## What needs to be done
Scan the material below and count each line with the string "VARCHAR". Reply with the count alone.

## Extracted records

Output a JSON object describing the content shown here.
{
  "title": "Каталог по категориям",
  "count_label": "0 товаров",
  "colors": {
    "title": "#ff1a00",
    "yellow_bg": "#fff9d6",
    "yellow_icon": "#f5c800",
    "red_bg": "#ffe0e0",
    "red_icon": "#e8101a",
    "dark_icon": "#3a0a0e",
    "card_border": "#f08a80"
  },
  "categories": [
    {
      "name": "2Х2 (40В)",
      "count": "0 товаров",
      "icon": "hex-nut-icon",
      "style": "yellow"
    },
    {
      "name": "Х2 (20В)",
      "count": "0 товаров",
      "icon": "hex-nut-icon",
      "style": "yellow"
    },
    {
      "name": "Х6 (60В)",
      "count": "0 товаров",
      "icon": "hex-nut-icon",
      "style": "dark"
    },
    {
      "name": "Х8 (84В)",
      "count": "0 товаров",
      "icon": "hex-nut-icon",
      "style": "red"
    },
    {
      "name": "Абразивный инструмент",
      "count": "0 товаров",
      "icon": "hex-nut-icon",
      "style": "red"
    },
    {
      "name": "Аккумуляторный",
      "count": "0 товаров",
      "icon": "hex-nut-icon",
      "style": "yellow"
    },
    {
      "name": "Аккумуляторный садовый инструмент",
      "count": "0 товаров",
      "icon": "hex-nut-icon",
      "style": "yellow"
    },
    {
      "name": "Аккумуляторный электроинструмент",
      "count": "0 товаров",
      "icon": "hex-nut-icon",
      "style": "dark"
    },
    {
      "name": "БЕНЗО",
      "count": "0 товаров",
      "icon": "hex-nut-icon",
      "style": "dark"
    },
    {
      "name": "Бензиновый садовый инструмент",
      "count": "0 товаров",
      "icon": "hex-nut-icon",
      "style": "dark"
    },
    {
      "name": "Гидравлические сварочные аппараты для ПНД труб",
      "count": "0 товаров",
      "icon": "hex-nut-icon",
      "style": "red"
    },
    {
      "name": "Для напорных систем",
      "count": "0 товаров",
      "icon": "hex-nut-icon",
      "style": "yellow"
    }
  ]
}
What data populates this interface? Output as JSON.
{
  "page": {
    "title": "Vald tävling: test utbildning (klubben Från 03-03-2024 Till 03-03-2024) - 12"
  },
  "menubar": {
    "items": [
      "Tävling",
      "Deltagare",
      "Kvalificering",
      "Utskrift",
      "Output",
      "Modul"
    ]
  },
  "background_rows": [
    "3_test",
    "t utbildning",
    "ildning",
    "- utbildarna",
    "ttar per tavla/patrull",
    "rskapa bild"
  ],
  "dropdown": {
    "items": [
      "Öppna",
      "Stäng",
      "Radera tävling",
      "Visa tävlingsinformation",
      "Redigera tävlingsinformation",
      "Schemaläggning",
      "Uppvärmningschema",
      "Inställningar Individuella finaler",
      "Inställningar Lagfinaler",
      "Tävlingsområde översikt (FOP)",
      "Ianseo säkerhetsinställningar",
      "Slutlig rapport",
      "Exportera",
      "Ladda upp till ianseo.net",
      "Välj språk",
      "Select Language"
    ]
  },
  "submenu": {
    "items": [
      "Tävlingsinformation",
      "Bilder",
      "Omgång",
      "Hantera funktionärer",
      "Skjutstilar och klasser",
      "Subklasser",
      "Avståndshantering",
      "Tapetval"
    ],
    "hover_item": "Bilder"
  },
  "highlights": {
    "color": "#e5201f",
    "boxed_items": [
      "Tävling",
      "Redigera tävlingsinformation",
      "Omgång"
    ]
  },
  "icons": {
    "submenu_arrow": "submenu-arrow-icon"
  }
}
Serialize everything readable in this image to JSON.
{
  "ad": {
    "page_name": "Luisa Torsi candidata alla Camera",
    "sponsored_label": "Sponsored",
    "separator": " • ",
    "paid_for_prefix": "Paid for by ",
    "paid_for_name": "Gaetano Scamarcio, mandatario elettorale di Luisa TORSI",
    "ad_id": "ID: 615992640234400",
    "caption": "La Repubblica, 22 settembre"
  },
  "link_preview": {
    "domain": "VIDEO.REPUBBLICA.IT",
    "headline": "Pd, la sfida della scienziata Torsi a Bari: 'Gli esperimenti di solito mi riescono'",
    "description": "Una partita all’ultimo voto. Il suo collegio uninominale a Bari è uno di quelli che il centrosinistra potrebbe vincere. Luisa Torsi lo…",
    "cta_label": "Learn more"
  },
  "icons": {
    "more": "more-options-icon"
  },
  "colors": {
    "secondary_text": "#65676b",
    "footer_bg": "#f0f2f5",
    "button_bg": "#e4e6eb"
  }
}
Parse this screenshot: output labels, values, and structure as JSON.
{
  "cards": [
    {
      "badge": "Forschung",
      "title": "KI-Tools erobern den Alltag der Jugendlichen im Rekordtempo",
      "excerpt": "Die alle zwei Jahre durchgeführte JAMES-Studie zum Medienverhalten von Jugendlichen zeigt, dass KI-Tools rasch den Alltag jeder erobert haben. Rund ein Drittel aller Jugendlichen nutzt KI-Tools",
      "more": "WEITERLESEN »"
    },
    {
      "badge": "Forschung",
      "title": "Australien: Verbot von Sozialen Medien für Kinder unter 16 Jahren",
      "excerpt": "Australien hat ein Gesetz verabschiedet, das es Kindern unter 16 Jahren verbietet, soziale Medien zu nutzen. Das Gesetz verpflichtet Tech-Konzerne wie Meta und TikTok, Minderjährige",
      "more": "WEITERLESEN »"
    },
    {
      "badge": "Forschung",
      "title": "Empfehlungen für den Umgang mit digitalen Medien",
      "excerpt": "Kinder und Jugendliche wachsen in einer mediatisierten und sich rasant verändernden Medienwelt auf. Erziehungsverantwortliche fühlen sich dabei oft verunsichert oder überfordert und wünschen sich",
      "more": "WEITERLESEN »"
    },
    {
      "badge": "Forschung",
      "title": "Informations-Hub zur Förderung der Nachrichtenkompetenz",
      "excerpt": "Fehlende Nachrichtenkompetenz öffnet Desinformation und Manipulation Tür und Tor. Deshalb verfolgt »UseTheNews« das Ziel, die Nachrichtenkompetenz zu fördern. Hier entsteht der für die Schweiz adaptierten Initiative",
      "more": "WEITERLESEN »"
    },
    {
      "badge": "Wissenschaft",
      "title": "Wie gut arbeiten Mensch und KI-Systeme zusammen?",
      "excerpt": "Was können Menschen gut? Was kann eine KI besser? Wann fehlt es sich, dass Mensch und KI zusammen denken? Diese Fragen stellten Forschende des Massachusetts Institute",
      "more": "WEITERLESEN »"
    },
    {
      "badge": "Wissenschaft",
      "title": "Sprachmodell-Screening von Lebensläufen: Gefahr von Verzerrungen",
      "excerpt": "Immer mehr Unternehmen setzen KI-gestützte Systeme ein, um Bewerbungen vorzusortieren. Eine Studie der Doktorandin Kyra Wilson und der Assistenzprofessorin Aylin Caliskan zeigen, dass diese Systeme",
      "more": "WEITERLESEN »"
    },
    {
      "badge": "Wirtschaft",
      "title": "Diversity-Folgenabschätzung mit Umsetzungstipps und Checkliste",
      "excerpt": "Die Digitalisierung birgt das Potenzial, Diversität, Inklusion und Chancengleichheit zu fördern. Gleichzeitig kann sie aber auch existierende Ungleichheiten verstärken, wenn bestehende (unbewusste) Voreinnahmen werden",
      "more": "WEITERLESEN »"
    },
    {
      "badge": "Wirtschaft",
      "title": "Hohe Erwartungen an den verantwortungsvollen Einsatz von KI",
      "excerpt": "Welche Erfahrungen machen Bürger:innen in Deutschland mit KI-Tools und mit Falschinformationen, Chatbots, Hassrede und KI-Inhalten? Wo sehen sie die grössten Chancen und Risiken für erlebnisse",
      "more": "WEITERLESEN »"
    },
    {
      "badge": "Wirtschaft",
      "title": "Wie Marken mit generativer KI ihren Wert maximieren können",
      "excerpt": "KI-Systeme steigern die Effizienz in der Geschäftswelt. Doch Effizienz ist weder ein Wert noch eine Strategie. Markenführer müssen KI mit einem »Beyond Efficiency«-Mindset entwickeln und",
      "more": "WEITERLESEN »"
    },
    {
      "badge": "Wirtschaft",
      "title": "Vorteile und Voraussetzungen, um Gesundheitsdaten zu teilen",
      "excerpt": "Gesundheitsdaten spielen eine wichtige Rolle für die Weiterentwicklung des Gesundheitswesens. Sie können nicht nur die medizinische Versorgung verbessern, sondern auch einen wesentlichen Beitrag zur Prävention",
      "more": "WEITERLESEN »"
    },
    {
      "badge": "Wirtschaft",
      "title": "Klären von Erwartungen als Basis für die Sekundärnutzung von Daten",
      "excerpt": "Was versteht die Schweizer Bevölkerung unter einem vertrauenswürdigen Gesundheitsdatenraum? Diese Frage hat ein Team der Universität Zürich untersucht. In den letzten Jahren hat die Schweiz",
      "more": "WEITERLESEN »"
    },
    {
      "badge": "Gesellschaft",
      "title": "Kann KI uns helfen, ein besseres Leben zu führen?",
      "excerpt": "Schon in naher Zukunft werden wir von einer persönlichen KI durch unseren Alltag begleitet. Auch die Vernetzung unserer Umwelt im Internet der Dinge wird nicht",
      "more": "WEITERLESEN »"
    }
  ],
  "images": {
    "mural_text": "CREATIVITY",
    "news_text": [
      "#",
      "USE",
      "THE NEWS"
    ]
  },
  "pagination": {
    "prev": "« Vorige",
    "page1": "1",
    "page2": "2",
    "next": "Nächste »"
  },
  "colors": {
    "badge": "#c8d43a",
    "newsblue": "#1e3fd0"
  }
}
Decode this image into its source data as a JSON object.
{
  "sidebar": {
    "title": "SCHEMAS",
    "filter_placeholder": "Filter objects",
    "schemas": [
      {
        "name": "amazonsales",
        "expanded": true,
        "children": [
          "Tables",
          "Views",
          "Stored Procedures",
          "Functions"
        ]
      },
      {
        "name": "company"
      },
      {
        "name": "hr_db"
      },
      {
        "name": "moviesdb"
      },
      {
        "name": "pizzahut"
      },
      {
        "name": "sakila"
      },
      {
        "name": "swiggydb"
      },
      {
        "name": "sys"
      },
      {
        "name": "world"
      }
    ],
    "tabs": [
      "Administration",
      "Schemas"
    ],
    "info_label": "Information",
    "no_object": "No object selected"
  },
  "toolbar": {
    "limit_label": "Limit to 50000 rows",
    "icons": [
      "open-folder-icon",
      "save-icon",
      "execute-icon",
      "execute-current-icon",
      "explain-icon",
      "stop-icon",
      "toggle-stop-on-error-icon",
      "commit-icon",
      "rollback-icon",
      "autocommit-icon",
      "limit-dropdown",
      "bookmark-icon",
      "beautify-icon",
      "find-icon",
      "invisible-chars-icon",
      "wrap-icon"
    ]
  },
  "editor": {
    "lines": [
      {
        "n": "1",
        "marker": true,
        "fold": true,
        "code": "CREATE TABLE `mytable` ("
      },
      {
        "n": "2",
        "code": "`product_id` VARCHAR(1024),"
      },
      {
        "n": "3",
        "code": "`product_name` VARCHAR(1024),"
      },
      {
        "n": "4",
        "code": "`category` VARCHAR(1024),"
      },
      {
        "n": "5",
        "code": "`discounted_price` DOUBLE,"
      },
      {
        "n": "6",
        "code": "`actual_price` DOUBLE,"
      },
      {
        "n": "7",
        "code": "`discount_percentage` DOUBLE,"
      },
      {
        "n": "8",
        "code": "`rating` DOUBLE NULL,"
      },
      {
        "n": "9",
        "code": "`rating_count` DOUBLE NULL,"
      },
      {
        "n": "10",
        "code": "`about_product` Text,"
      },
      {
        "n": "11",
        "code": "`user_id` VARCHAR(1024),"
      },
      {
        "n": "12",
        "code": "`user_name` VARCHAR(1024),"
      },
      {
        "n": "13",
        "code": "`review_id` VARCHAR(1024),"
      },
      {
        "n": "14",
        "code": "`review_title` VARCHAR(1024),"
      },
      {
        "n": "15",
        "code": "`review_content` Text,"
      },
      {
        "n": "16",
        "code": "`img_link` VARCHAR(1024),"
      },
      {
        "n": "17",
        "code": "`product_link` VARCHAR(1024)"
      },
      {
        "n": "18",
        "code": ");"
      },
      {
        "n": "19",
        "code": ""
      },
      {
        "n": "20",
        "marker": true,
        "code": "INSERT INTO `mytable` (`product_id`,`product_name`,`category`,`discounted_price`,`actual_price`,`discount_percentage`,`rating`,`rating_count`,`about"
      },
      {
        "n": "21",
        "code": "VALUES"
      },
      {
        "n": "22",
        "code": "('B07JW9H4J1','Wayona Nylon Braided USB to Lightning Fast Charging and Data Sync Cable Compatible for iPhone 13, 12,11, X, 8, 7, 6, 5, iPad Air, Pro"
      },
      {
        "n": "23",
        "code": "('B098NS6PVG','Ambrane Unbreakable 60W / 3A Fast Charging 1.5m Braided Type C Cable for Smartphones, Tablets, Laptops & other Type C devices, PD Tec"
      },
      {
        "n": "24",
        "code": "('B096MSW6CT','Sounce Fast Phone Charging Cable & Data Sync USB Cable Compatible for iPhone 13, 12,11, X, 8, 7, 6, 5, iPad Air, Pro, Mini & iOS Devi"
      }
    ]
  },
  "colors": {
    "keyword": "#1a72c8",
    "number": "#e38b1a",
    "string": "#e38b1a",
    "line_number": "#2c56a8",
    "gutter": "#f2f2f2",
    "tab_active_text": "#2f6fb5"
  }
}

## Answer to the exercise
9